[Items from an interface collection]
►

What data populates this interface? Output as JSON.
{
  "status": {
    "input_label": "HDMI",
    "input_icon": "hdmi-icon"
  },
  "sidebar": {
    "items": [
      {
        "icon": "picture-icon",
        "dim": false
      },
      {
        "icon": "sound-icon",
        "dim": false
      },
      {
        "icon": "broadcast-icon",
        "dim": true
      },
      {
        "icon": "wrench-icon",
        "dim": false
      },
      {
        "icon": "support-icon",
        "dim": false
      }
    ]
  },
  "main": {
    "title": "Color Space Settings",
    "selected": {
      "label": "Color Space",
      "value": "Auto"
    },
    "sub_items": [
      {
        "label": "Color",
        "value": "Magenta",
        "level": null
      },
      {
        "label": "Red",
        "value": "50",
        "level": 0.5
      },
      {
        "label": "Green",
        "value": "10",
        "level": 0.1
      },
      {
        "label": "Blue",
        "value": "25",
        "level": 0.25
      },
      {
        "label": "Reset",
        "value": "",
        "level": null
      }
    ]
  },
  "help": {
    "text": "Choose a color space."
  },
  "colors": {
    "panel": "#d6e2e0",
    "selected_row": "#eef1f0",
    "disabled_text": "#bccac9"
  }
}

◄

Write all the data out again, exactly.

What data populates this interface? Output as JSON.
{
  "status": {
    "input_label": "HDMI",
    "input_icon": "hdmi-icon"
  },
  "sidebar": {
    "items": [
      {
        "icon": "picture-icon",
        "dim": false
      },
      {
        "icon": "sound-icon",
        "dim": false
      },
      {
        "icon": "broadcast-icon",
        "dim": true
      },
      {
        "icon": "wrench-icon",
        "dim": false
      },
      {
        "icon": "support-icon",
        "dim": false
      }
    ]
  },
  "main": {
    "title": "Color Space Settings",
    "selected": {
      "label": "Color Space",
      "value": "Auto"
    },
    "sub_items": [
      {
        "label": "Color",
        "value": "Magenta",
        "level": null
      },
      {
        "label": "Red",
        "value": "50",
        "level": 0.5
      },
      {
        "label": "Green",
        "value": "10",
        "level": 0.1
      },
      {
        "label": "Blue",
        "value": "25",
        "level": 0.25
      },
      {
        "label": "Reset",
        "value": "",
        "level": null
      }
    ]
  },
  "help": {
    "text": "Choose a color space."
  },
  "colors": {
    "panel": "#d6e2e0",
    "selected_row": "#eef1f0",
    "disabled_text": "#bccac9"
  }
}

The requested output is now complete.